## PROBLEM
Copy out each line of the material below with no changes.

## THE RECORDS
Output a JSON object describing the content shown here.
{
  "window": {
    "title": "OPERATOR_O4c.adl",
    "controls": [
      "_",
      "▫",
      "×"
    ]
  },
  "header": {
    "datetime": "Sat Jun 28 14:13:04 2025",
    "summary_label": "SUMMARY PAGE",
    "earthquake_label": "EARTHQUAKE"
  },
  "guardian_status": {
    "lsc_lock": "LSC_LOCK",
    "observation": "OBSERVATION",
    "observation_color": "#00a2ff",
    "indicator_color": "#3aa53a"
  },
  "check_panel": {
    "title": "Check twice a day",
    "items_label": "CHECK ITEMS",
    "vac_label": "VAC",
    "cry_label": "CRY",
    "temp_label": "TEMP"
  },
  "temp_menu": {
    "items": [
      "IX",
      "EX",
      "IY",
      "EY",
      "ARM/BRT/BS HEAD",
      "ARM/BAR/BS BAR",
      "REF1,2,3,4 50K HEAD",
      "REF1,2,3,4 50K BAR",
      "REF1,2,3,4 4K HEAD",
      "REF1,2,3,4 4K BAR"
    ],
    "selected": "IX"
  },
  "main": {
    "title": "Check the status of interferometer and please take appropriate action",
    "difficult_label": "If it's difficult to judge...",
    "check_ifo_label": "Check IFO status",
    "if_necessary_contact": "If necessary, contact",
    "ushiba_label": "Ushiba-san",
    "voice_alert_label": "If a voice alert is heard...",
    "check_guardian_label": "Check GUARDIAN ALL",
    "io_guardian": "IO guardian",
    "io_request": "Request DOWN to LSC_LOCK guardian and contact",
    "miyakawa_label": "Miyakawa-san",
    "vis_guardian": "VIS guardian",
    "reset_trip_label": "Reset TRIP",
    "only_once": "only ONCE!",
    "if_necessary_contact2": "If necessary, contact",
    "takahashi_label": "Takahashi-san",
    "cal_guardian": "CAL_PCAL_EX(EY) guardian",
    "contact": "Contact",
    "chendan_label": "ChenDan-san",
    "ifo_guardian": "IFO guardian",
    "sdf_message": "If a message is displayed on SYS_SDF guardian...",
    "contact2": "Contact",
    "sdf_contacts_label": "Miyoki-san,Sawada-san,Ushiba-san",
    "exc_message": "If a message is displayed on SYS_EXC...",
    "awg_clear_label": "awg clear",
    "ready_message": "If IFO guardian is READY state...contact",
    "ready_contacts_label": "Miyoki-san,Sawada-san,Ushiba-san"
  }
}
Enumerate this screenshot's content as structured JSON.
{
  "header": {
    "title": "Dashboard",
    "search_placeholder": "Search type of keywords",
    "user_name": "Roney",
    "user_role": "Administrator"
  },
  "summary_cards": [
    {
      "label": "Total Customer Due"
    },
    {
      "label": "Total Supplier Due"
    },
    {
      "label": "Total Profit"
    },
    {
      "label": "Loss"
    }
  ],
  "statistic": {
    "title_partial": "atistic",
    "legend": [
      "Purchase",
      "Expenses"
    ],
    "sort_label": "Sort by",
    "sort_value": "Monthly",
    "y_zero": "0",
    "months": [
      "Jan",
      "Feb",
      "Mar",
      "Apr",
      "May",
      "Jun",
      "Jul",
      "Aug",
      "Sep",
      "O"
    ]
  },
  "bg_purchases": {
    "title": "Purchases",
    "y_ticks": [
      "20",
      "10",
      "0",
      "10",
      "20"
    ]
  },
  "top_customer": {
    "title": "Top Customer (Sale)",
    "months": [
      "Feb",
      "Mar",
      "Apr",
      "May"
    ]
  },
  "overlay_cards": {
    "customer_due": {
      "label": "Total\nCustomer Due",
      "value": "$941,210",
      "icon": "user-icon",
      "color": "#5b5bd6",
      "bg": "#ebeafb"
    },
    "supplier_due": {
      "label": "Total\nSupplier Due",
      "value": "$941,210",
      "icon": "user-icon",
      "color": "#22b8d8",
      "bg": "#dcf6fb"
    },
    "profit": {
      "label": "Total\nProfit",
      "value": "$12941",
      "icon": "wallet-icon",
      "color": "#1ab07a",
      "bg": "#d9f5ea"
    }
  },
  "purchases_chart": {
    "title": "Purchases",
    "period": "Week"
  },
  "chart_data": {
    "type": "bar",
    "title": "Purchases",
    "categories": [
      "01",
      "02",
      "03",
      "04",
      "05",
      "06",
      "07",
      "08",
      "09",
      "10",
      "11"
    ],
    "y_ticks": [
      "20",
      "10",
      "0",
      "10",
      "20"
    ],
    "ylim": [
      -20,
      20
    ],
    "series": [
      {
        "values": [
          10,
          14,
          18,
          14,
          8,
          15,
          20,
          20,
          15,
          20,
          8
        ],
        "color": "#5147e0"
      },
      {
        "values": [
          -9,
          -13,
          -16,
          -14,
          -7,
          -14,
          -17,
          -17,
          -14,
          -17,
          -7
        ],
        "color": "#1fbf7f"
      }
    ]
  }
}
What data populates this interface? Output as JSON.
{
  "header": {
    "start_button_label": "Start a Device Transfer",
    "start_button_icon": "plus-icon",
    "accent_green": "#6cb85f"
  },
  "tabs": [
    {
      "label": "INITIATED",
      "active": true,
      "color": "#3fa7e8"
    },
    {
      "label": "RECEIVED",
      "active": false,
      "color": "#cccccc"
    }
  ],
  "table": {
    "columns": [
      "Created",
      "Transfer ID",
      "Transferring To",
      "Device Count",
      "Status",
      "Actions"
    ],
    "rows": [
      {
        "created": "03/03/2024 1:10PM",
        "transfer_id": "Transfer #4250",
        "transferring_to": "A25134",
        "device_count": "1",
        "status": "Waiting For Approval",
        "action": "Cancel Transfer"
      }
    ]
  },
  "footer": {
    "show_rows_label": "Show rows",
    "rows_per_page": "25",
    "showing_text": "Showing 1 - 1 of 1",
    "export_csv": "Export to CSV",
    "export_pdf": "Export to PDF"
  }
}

## ANSWER TO THIS PROBLEM
Output a JSON object describing the content shown here.
{
  "window": {
    "title": "OPERATOR_O4c.adl",
    "controls": [
      "_",
      "▫",
      "×"
    ]
  },
  "header": {
    "datetime": "Sat Jun 28 14:13:04 2025",
    "summary_label": "SUMMARY PAGE",
    "earthquake_label": "EARTHQUAKE"
  },
  "guardian_status": {
    "lsc_lock": "LSC_LOCK",
    "observation": "OBSERVATION",
    "observation_color": "#00a2ff",
    "indicator_color": "#3aa53a"
  },
  "check_panel": {
    "title": "Check twice a day",
    "items_label": "CHECK ITEMS",
    "vac_label": "VAC",
    "cry_label": "CRY",
    "temp_label": "TEMP"
  },
  "temp_menu": {
    "items": [
      "IX",
      "EX",
      "IY",
      "EY",
      "ARM/BRT/BS HEAD",
      "ARM/BAR/BS BAR",
      "REF1,2,3,4 50K HEAD",
      "REF1,2,3,4 50K BAR",
      "REF1,2,3,4 4K HEAD",
      "REF1,2,3,4 4K BAR"
    ],
    "selected": "IX"
  },
  "main": {
    "title": "Check the status of interferometer and please take appropriate action",
    "difficult_label": "If it's difficult to judge...",
    "check_ifo_label": "Check IFO status",
    "if_necessary_contact": "If necessary, contact",
    "ushiba_label": "Ushiba-san",
    "voice_alert_label": "If a voice alert is heard...",
    "check_guardian_label": "Check GUARDIAN ALL",
    "io_guardian": "IO guardian",
    "io_request": "Request DOWN to LSC_LOCK guardian and contact",
    "miyakawa_label": "Miyakawa-san",
    "vis_guardian": "VIS guardian",
    "reset_trip_label": "Reset TRIP",
    "only_once": "only ONCE!",
    "if_necessary_contact2": "If necessary, contact",
    "takahashi_label": "Takahashi-san",
    "cal_guardian": "CAL_PCAL_EX(EY) guardian",
    "contact": "Contact",
    "chendan_label": "ChenDan-san",
    "ifo_guardian": "IFO guardian",
    "sdf_message": "If a message is displayed on SYS_SDF guardian...",
    "contact2": "Contact",
    "sdf_contacts_label": "Miyoki-san,Sawada-san,Ushiba-san",
    "exc_message": "If a message is displayed on SYS_EXC...",
    "awg_clear_label": "awg clear",
    "ready_message": "If IFO guardian is READY state...contact",
    "ready_contacts_label": "Miyoki-san,Sawada-san,Ushiba-san"
  }
}
Enumerate this screenshot's content as structured JSON.
{
  "header": {
    "title": "Dashboard",
    "search_placeholder": "Search type of keywords",
    "user_name": "Roney",
    "user_role": "Administrator"
  },
  "summary_cards": [
    {
      "label": "Total Customer Due"
    },
    {
      "label": "Total Supplier Due"
    },
    {
      "label": "Total Profit"
    },
    {
      "label": "Loss"
    }
  ],
  "statistic": {
    "title_partial": "atistic",
    "legend": [
      "Purchase",
      "Expenses"
    ],
    "sort_label": "Sort by",
    "sort_value": "Monthly",
    "y_zero": "0",
    "months": [
      "Jan",
      "Feb",
      "Mar",
      "Apr",
      "May",
      "Jun",
      "Jul",
      "Aug",
      "Sep",
      "O"
    ]
  },
  "bg_purchases": {
    "title": "Purchases",
    "y_ticks": [
      "20",
      "10",
      "0",
      "10",
      "20"
    ]
  },
  "top_customer": {
    "title": "Top Customer (Sale)",
    "months": [
      "Feb",
      "Mar",
      "Apr",
      "May"
    ]
  },
  "overlay_cards": {
    "customer_due": {
      "label": "Total\nCustomer Due",
      "value": "$941,210",
      "icon": "user-icon",
      "color": "#5b5bd6",
      "bg": "#ebeafb"
    },
    "supplier_due": {
      "label": "Total\nSupplier Due",
      "value": "$941,210",
      "icon": "user-icon",
      "color": "#22b8d8",
      "bg": "#dcf6fb"
    },
    "profit": {
      "label": "Total\nProfit",
      "value": "$12941",
      "icon": "wallet-icon",
      "color": "#1ab07a",
      "bg": "#d9f5ea"
    }
  },
  "purchases_chart": {
    "title": "Purchases",
    "period": "Week"
  },
  "chart_data": {
    "type": "bar",
    "title": "Purchases",
    "categories": [
      "01",
      "02",
      "03",
      "04",
      "05",
      "06",
      "07",
      "08",
      "09",
      "10",
      "11"
    ],
    "y_ticks": [
      "20",
      "10",
      "0",
      "10",
      "20"
    ],
    "ylim": [
      -20,
      20
    ],
    "series": [
      {
        "values": [
          10,
          14,
          18,
          14,
          8,
          15,
          20,
          20,
          15,
          20,
          8
        ],
        "color": "#5147e0"
      },
      {
        "values": [
          -9,
          -13,
          -16,
          -14,
          -7,
          -14,
          -17,
          -17,
          -14,
          -17,
          -7
        ],
        "color": "#1fbf7f"
      }
    ]
  }
}
What data populates this interface? Output as JSON.
{
  "header": {
    "start_button_label": "Start a Device Transfer",
    "start_button_icon": "plus-icon",
    "accent_green": "#6cb85f"
  },
  "tabs": [
    {
      "label": "INITIATED",
      "active": true,
      "color": "#3fa7e8"
    },
    {
      "label": "RECEIVED",
      "active": false,
      "color": "#cccccc"
    }
  ],
  "table": {
    "columns": [
      "Created",
      "Transfer ID",
      "Transferring To",
      "Device Count",
      "Status",
      "Actions"
    ],
    "rows": [
      {
        "created": "03/03/2024 1:10PM",
        "transfer_id": "Transfer #4250",
        "transferring_to": "A25134",
        "device_count": "1",
        "status": "Waiting For Approval",
        "action": "Cancel Transfer"
      }
    ]
  },
  "footer": {
    "show_rows_label": "Show rows",
    "rows_per_page": "25",
    "showing_text": "Showing 1 - 1 of 1",
    "export_csv": "Export to CSV",
    "export_pdf": "Export to PDF"
  }
}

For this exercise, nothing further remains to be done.